You can get river blindness if you’re bitten by an infected blackfly.

The larvae of the parasite burrow through your skin, where they can develop into adult worms. These worms then produce more larvae, which can move into different tissues. If they reach your eye, they can cause blindness.

Toxocariasis

A helminth parasite causes toxocariasis. It can be found globally and is most often found in domestic dogs and cats.

You can acquire the parasite by ingesting its eggs, which are often found in soil that’s been contaminated with animal feces. The eggs hatch in your intestines, and the larvae can then migrate to other parts of your body.

Toxocariasis rarely affects the eye, but when it does, it can cause loss of vision.

Crab lice

Crab lice, also called pubic lice, are found worldwide. They’re small insects that typically colonize the hair of the genital region. But they can also be found in other hair areas, including eyelashes.

They’re usually spread through sexual contact, but contaminated personal items, like clothing or towels, can also spread them.

Demodex folliculorum

D. folliculorum are mites that are found in hair follicles of humans around the world. This includes the hair follicles of your eyelashes.

Occasionally, these mites can cause a condition called demodicosis. Demodicosis can cause irritation around the eyelashes and lead to loss of eyelashes, conjunctivitis, and decreased vision.

Treating a parasitic infection depends on the type of parasite that’s causing the infection. But many types are treated with oral or topical medications, such as pyrimethamine, ivermectin, and diethylcarbamazine.

In some cases, adult worms will need to be removed from your eye.

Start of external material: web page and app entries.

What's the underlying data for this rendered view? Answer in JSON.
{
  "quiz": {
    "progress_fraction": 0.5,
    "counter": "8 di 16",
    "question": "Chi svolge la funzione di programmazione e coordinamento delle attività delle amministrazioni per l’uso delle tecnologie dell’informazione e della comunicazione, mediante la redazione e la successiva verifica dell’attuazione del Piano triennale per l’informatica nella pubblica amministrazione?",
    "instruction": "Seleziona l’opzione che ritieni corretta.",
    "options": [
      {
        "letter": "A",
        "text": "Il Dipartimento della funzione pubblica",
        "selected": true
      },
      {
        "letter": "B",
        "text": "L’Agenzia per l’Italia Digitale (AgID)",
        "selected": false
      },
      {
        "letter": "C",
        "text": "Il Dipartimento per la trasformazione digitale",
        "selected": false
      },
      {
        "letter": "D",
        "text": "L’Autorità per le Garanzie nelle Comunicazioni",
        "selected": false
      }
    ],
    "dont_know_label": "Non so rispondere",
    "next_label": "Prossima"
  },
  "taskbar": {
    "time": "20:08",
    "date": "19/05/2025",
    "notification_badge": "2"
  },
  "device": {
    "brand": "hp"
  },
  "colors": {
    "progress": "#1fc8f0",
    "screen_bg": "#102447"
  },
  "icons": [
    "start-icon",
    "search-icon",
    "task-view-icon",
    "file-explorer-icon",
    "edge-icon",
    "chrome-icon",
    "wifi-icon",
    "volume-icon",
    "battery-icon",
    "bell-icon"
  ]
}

This is a common part of the treatment of loiasis, gnathostomiasis, and river blindness.

While it’s hard to completely avoid parasites, there are several things you can do to reduce your risk of developing a parasitic infection in your eye.

Practice good hygiene

Wash your hands frequently, particularly before eating, after using the bathroom, and after picking up animal waste. Avoid sharing personal items like clothes, towels, and bed sheets.

Cook food properly

If you’re traveling in an area where parasitic infections are common, avoid eating raw or undercooked food. Be sure that all food is cooked through to the proper internal temperature. If you’re handling raw food, wear gloves and wash your hands afterward.

Prevent insect bites

If you’re going to go outside during times of the day when insects could bite you, apply an insecticide to exposed skin or wear protective clothing.

Properly care for contact lenses

If you wear contact lenses, don’t clean or store them with tap water. Use only sterile products approved for cleaning contacts. When storing your contacts, replace the contact solution in the case every time.

Make sure to wash your hands before handling or applying contact lenses. You should also try to avoid wearing your contact lenses while sleeping, especially after swimming.

There are many parasites throughout the world that can infect humans. Some of these parasites can infect your eyes. A parasitic infection in your eye won’t always cause symptoms. But if you notice any unusual eye pain, inflammation, or vision changes, make an appointment with a doctor. Left untreated. some parasitic infections can cause permanent vision loss.